  4. Jon, though I know that you have mentioned several times that you loathe Dr. Zhivago, after a quick search (including Goodreads where you gave it a one star but no formal review) I couldn't find a post where you give your argument for why it is so bad (the links you put above didn't seem to say exactly beyond the non-trivial fact that it made you want to stop reading). If you could provide that link or give a bullet point analysis I would be interested to see it.
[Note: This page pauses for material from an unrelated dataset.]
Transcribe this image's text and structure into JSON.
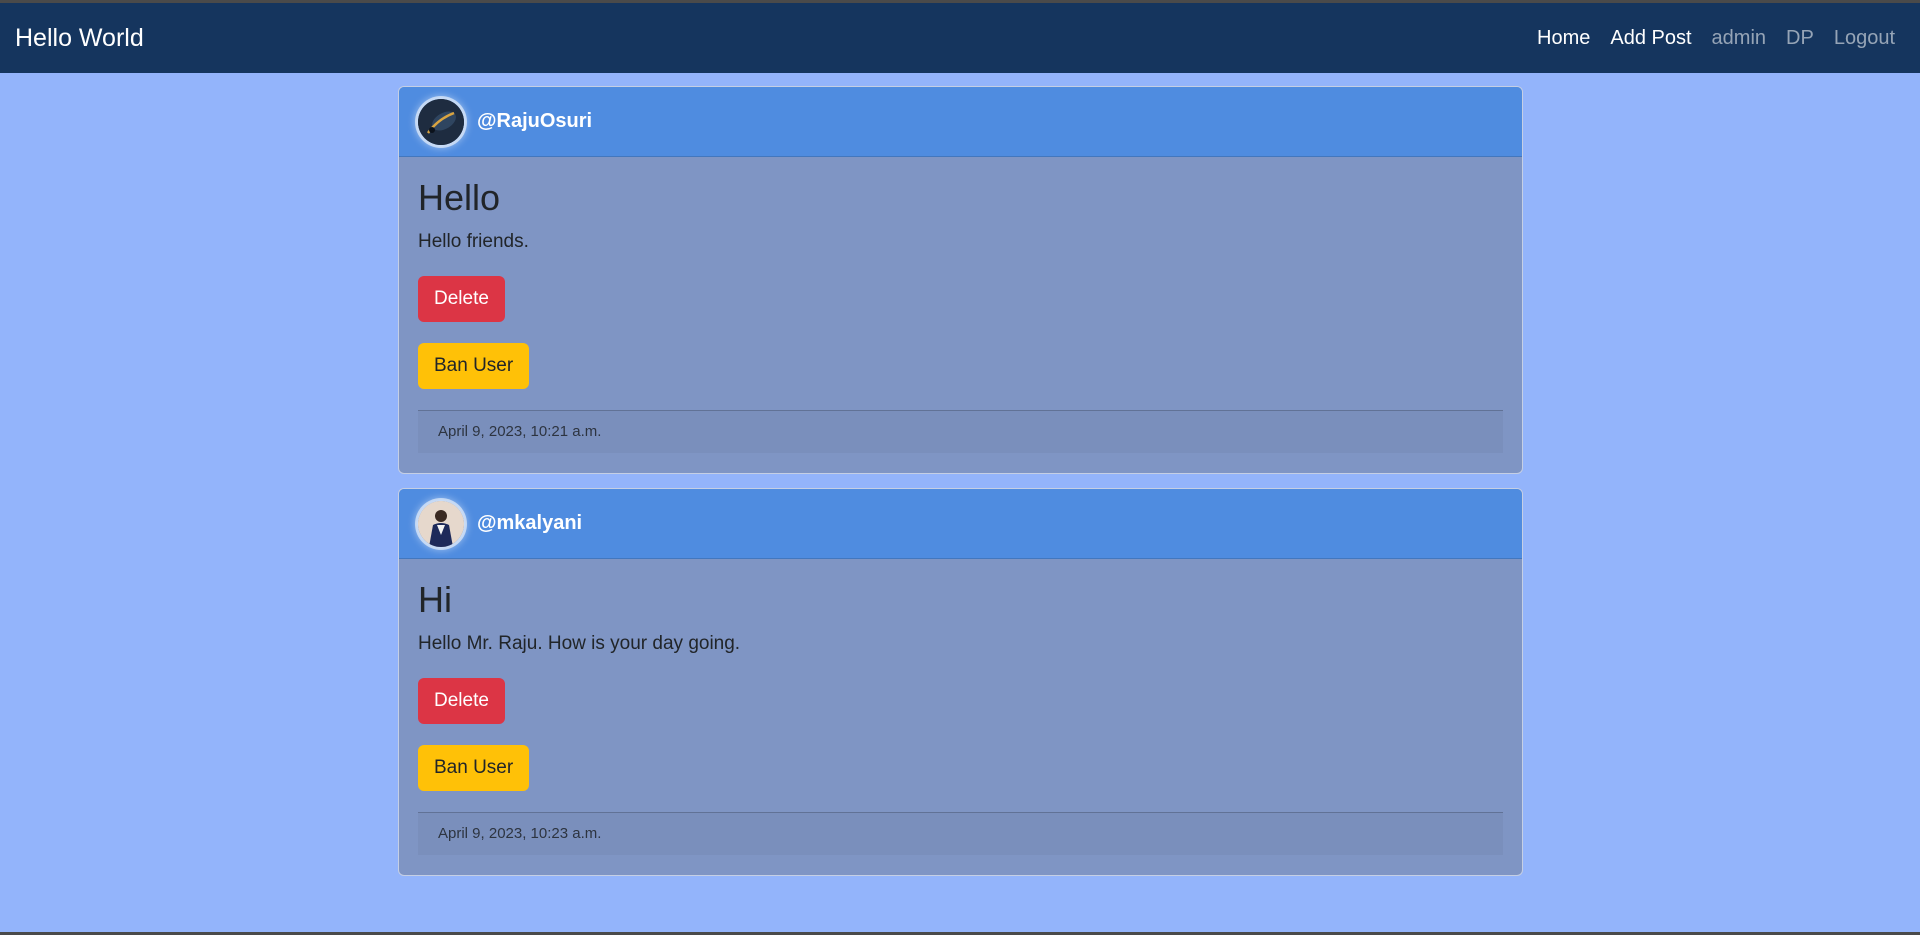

    With respect to books, one writer I've been reading lately that I've really enjoyed is Mark Edmundson. He is an English prof at Virginia (who has a reputation as a great teacher) and I have really connected with his books and many articles. I've enjoyed all of the books of his I have read (I think I've read four now). Two short books of his I would recommend for you would be either "Why Read?" (a reflection similar to Alan Jacob's book on the pleasures of reading) or "The Last Days of Sigmund Freud." It really disgusts me how misrepresented Freud is in the Christian community and in much of popular culture, and Edmundson does a good deal to correct false narratives while explaining the importance of Freud's legacy and his effect on the world in a way that is *mostly* plausible (based other credible biographies I have read it seems to me that he downplays Freud's cocaine addiction) and enlightening. In general, Edmundson is one of those writers who definitely inspires me to be a more reflective person and seems to be someone who really cares about the intellectual life while also being aware of its many pitfalls. He did an interview on Booknotes that you could see here to get a feel for his personality:

  5. I, too, read "Portuguese Irregular Verbs" this summer. It was good, but I've really enjoyed Alexander McCall Smith's 44 Scotland Street series. Of course, having been in Edinburgh, I appreciate the setting a bit more than the average reader, but his writing is clever (as always) and the characters are entertaining and lovable, quirks and all. I'd highly recommend the series.

    Here's a question for you: How do you find time to read with a baby? I'm lucky if I get 15 minutes in before falling asleep at night.

  6. Dave, I regret to say that my opinion of Doctor Zhivago is not based on argument. That is to say, I have no reason why other people should not like Doctor Zhivago, only why I didn't like it, and that reason is almost purely subjective: that is, it nearly killed my love of reading.

    Thanks for the tip about Mark Edmundson. I've read an essay by him (and, in fact, chose it as a reading group selection once). It appeared in the Chronicle of Higher Education, but the name escapes me. I'll have to check his other stuff out.

    Erin, I've considered his 44 Scotland Street series, but I've been hesitant to try another of his series after The Sunday Philosophy Club. I read the first four in that series before realizing it wasn't for me. Time heals all wounds, so they say, so maybe it's time to try a new series. (Have you read the #1 Ladies' Detective Agency? I haven't, but the TV series was phenomenal.)

    That's a good question. I usually read before bed. Also, Thomas has been sleeping longer and going longer stretches without eating, so that has helped both of us read a little more. (Abby is also reading for prizes.) Audiobooks and lunch breaks have also aided my efforts. And coffee to artificially lengthen the hours of the day.

  7. My library does the summer reading thing, too, but unfortunately I don't get that much time to read, so I don't usually sign up. Also, I have at least 10 books at home that I haven't read yet. My goal for the year is 15 books, because it's realistic for me this year. I think I'm behind by 2 right now. Ah, well. My overall goal each year is 10,000 pages. I've come close (eight thousand-something, I think) one year, but I think being in 2-3 Lit. classes at Bethel that year helped out a bit. :)